Men 'planned mass suicide attack'

Irfan Naseer, Irfan Khalid and Ashik Ali
Image caption Irfan Naseer, Irfan Khalid and Ashik Ali have denied terrorism charges

Three Birmingham men have gone on trial accused of planning a bomb campaign prosecutors say may have been bigger than the 7 July London attacks.

The men are accused of planning a mass suicide bomb campaign that could have led to eight rucksack bombs being used against multiple targets in the UK.

The accused are Irfan Naseer, 31, Irfan Khalid and Ashik Ali, both 27.

The men, appearing at Woolwich Crown Court, deny engaging in conduct in preparation of terrorist acts.

The terror charges relate to the period between December 2010 and September 2011.

'Suicide videos'

Mr Naseer, from the Sparkhill area of Birmingham, and Mr Khalid, from the Sparkbrook area, are also accused of preparing for acts of terrorism by receiving training in Pakistan.

The jury were told by prosecutors that the pair had recorded suicide videos in Pakistan that would have been played to the world had their plot been completed.

Opening the prosecution case, Brian Altman QC said that the police had "successfully disrupted a plan to commit an act or acts of terrorism on a scale potentially greater than the London bombings in July 2005", which killed 52 people.

"The defendants were proposing to detonate up to eight rucksack bombs in a suicide attack and/or to detonate bombs on timers in crowded areas in order to cause mass deaths and casualties."

One of the men allegedly described the plans as "another 9/11".

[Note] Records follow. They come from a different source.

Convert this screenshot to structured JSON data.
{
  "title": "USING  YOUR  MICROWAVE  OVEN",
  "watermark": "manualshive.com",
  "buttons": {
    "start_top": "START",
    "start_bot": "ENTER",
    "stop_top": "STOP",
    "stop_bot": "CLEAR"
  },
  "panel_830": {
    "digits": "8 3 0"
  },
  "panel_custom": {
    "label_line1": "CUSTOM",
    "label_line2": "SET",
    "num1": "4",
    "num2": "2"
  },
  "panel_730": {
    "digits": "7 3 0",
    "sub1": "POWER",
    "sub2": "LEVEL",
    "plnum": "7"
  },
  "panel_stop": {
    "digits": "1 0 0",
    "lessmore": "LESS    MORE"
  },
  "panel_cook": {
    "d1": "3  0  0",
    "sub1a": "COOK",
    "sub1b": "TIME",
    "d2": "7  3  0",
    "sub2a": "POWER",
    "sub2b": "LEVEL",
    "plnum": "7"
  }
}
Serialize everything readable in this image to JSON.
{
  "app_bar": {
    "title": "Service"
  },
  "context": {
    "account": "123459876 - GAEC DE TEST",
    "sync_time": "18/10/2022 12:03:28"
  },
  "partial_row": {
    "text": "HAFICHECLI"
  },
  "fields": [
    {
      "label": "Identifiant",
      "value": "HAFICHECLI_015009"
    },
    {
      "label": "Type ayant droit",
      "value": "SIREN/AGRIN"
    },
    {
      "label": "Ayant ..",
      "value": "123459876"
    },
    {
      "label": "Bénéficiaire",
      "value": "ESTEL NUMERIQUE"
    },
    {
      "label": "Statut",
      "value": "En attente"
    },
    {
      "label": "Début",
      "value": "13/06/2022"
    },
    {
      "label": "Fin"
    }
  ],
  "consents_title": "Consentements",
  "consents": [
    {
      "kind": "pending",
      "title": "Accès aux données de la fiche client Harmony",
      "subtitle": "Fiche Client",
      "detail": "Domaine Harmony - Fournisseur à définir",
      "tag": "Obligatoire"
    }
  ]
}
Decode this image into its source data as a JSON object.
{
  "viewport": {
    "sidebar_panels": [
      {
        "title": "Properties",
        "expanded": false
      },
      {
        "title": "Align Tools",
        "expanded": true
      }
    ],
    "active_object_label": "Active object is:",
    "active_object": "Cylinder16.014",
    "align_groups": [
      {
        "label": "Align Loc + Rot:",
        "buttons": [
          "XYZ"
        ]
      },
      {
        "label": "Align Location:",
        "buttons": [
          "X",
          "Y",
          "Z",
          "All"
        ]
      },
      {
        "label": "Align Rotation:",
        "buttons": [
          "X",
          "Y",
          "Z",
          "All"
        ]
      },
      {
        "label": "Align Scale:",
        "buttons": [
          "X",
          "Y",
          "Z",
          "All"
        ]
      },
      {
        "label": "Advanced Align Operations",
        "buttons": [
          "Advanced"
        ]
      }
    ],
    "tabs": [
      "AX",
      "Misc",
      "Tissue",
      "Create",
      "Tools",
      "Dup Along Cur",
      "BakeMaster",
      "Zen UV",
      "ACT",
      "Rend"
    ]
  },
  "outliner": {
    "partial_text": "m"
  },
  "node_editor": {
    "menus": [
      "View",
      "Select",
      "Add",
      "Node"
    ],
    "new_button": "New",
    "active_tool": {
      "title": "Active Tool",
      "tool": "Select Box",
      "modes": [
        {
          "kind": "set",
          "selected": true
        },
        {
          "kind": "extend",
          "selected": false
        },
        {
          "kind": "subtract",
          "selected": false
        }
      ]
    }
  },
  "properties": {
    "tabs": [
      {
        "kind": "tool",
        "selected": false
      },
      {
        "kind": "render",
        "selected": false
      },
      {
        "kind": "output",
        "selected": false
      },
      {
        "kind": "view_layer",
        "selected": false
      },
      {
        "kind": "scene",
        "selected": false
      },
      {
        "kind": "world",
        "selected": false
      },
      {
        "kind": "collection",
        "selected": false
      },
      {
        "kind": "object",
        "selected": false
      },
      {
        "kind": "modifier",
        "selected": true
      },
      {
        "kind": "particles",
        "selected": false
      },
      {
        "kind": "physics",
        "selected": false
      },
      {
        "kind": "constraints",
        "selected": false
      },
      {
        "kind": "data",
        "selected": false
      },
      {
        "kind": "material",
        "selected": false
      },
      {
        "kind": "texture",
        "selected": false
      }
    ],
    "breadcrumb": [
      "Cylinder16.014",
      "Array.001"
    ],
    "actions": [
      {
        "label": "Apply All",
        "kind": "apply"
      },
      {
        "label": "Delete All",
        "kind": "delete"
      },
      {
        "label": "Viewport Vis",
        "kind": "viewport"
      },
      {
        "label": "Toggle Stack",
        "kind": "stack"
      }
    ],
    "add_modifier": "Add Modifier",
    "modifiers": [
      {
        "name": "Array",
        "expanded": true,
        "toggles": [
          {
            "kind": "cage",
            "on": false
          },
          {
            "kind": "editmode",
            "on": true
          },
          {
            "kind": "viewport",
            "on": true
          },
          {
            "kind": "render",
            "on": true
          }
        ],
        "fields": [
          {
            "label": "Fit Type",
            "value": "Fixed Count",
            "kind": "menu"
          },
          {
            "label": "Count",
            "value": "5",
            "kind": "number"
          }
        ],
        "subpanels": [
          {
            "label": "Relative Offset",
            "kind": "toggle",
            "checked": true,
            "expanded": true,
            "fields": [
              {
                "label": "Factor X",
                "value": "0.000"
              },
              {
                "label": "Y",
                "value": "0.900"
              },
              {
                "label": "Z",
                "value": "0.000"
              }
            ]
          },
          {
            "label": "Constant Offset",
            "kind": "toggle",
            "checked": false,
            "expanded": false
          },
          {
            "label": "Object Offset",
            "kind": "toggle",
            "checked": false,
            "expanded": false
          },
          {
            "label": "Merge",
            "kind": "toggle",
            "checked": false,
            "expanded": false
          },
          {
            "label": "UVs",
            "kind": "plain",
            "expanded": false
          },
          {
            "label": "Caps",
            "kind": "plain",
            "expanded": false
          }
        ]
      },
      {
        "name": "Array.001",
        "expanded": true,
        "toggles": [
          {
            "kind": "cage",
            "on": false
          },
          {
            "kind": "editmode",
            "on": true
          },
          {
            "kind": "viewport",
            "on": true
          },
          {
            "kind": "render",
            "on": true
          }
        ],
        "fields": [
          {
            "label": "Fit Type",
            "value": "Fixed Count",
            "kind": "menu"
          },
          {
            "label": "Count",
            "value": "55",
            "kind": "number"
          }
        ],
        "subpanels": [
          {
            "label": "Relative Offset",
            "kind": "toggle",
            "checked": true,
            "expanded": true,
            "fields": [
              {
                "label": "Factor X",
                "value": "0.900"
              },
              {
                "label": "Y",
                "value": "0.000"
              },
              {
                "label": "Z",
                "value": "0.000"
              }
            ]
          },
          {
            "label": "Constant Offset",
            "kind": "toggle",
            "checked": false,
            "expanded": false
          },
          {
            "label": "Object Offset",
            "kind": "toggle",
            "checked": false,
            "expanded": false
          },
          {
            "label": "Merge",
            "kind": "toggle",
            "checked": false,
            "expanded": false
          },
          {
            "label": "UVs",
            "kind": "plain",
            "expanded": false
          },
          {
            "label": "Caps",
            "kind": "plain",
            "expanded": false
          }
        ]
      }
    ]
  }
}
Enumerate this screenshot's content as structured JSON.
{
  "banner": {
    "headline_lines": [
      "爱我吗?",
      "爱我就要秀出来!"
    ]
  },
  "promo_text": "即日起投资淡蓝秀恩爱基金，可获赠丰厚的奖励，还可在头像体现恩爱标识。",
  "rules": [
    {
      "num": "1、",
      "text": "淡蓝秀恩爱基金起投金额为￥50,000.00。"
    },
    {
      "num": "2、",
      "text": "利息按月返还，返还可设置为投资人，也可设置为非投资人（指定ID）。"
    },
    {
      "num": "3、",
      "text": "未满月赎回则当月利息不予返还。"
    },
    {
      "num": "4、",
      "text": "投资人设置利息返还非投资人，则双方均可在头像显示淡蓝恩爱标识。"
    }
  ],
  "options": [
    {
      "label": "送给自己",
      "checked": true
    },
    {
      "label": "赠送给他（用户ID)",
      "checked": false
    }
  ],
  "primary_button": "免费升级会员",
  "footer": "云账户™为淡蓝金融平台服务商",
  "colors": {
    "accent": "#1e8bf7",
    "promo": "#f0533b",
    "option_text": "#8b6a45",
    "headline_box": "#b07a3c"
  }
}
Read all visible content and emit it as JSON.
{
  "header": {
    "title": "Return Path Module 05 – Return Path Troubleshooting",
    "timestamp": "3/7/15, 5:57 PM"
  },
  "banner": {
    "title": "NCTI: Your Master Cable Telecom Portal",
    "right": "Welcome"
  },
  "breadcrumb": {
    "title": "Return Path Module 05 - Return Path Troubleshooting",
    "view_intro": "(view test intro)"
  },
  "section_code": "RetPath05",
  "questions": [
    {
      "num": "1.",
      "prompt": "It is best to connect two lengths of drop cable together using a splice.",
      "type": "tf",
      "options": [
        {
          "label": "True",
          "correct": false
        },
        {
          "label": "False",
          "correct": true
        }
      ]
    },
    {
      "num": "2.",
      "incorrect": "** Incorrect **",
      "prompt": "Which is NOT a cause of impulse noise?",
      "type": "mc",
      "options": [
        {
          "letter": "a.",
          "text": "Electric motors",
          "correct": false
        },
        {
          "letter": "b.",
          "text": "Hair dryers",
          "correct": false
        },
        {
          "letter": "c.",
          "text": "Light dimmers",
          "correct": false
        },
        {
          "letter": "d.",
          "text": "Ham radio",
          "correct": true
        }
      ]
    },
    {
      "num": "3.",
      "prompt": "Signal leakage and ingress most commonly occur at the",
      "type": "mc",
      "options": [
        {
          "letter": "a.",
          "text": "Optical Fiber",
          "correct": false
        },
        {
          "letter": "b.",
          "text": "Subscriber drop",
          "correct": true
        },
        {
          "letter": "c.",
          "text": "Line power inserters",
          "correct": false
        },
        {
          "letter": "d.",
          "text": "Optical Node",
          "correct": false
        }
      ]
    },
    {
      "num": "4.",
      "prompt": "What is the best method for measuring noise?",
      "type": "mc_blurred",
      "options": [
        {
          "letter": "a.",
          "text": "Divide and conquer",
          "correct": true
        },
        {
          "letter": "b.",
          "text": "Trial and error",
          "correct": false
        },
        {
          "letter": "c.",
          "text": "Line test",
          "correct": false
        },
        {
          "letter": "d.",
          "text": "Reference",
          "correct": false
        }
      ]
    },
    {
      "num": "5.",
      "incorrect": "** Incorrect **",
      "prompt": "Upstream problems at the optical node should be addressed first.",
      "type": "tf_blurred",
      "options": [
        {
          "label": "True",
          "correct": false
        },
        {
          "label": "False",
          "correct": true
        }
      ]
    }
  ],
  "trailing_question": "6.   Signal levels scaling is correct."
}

Mr Naseer and Mr Khalid returned from Pakistan in July 2011, the court heard, and Mr Ali provided them with a "safe house" in which they could experiment with chemicals. Investigators placed a listening device inside that flat - and two more in vehicles used by the men. The recordings of the mens' conversations will form the heart of the prosecution.

Mr Altman told the jury that 12 people were eventually arrested last September and six men had pleaded guilty to preparing for acts of terrorism. Four of those were men who had been recruited to travel to Pakistan with the intent of receiving terrorism training. Two others had pleaded guilty to helping with fund raising.

The court heard that one of the men who had pleaded guilty, Rahin Ahmed, had taken charge of more than £13,000 which had been raised by the group when they posed as legitimate charity workers. The men tricked Muslims in Birmingham into handing over cash saying that it was going to Muslim Aid, a well-known bona fide charity, and a local Islamic school.

Ahmed banked the cash and invested it in online foreign exchange trading in an effort to make a profit. The court heard he lost £9,000. The charity and the school were given approximately £2,500 between them.

Mr Altman said the men were "jihadists" and "extremists" who were influenced by an al-Qaeda affiliated preacher, Anwar al-Awlaki.

The preacher was killed in a drone strike in Yemen shortly after the arrest of the three men.

The trial continues.